From time to time, every consumer advocate tilts at a few windmills, and when Sheryl North contacted me about her US Airways flight, it was my turn.
North was scheduled to fly from Los Angeles to Kona, Hawaii, late last year. She was using a voucher to pay for the flight.
“Something arose unexpectedly and I was forced to cancel,” she told me. “I am now trying to use the voucher to rebook the same itinerary.”
US Airways doesn’t just want to charge her $150 to change the itinerary, which surprised her. “I didn’t realize the change fee would apply to use of a voucher,” she says.
“How fair are ticket change fees?”
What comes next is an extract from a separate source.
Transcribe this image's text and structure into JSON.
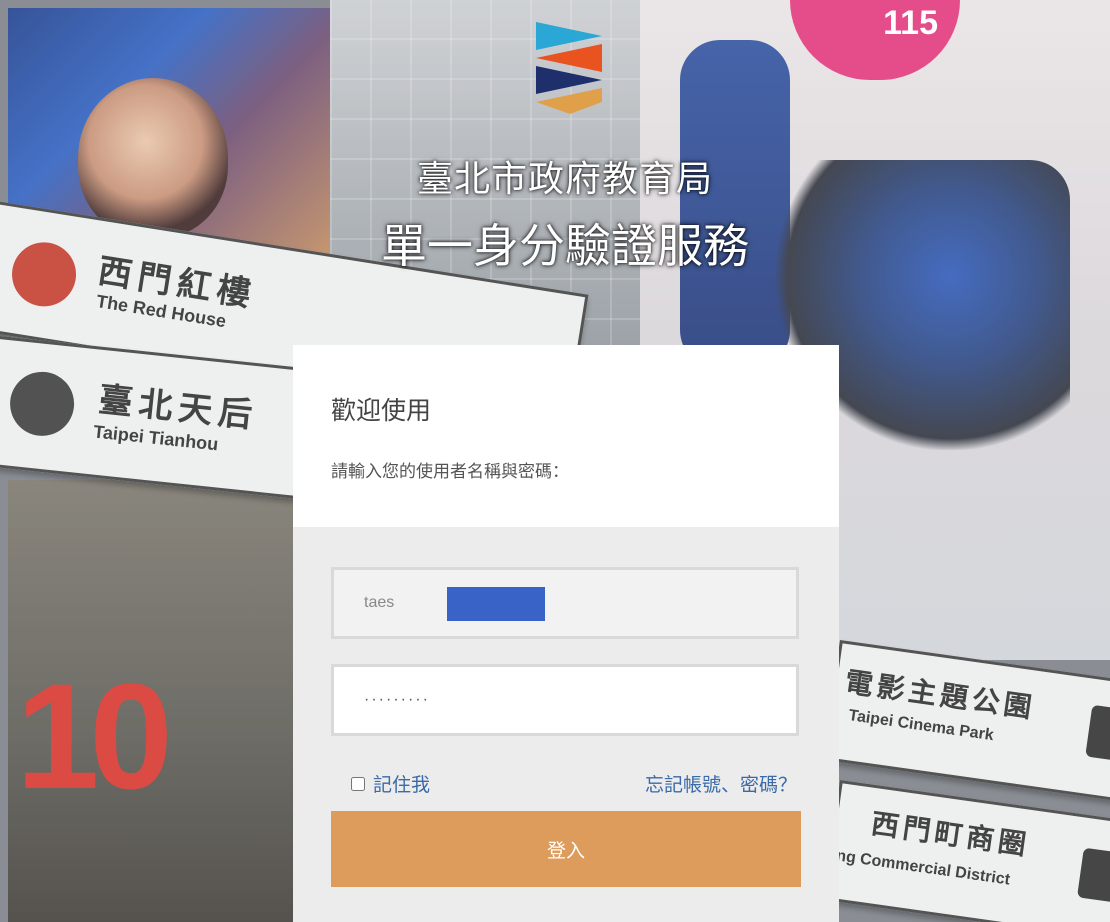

Air travel is full of surprises, some good, many not.
Steven Allen says he got a bad one recently when he called to change a United Airlines ticket from San Francisco to Puerto Vallarta, Mexico. To move his return date from Oct. 25 to Oct. 27, the airline wanted him to pay another $300, nearly half the $686 airfare.
“Are airline fees being fairly disclosed?”